alphadogg writes: One month after a disputed presidential election sparked widespread unrest in Iran, the country's government has initiated a cyber-crackdown that is challenging hackers across the globe to find new ways to help keep Iranian dissidents connected to the Web.
While the government's initial efforts to censor the Internet were blunt and often ineffective, it has started employing more sophisticated tools to thwart dissidents' attempts to communicate with each other and the outside world. Iranian dissidents are not alone in their struggle, however, as several sympathetic hacker groups have been working to keep them online. One such group is NedaNet, whose mission is to "help the Iranian people by setting up networks of proxy severs, anonymizers, and any other appropriate technologies that can enable them to communicate and organize." NedaNet project coordinator Morgan Sennhauser, who has just written a paper [spam URL stripped] detailing the Iranian government's latest efforts to thwart hackers, says that the government's actions have been surprisingly robust and have challenged hackers in ways that the Chinese government's efforts at censorship have not. Link to Original Source
You must realize that the computer has it in for you. The irrefutable
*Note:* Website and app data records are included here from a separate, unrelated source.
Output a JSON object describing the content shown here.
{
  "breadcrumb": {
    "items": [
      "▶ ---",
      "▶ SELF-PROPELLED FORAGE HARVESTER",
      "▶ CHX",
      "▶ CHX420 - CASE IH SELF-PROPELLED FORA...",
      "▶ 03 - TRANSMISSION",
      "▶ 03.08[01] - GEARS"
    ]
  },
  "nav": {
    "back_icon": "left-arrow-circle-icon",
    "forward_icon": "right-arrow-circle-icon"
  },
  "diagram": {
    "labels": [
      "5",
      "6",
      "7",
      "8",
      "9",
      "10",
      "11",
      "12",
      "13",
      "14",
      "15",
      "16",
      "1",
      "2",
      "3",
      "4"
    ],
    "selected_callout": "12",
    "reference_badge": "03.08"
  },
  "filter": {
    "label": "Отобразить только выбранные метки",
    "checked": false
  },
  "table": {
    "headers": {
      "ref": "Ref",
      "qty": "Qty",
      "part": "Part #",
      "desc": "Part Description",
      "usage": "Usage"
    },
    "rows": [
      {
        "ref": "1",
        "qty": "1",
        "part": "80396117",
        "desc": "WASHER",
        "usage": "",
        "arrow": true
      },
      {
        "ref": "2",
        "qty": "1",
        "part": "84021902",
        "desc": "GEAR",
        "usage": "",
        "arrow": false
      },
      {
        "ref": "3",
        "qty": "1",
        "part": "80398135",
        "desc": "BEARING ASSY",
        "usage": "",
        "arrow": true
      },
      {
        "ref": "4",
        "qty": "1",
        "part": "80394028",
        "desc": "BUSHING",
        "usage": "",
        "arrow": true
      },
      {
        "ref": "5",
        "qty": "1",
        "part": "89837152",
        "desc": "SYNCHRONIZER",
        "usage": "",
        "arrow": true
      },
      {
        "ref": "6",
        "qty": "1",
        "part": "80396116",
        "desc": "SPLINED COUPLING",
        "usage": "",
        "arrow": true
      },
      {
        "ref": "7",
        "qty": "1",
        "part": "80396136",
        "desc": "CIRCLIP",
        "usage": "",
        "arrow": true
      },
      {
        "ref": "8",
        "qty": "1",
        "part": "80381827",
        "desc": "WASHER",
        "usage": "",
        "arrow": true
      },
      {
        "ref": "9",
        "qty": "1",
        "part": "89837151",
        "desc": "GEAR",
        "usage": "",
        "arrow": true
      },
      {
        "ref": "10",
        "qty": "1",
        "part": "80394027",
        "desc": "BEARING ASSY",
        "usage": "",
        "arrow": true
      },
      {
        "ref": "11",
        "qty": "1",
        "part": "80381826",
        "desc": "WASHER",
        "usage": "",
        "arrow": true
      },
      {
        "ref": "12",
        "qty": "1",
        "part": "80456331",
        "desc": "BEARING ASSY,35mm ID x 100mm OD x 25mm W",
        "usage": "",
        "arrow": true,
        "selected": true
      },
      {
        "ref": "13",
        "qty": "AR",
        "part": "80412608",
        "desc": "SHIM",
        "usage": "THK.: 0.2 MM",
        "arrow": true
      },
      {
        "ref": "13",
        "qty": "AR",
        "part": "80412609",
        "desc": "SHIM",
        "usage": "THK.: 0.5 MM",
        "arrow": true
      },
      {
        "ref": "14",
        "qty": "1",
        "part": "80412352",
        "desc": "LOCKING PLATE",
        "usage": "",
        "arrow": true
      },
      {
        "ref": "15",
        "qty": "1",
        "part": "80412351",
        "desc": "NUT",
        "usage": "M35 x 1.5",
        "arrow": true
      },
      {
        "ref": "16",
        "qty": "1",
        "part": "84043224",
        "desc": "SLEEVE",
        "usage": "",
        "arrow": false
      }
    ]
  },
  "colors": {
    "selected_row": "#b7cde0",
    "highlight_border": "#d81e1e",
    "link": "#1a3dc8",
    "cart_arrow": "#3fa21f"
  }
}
proof of this is that the computer always does what you tell it to do.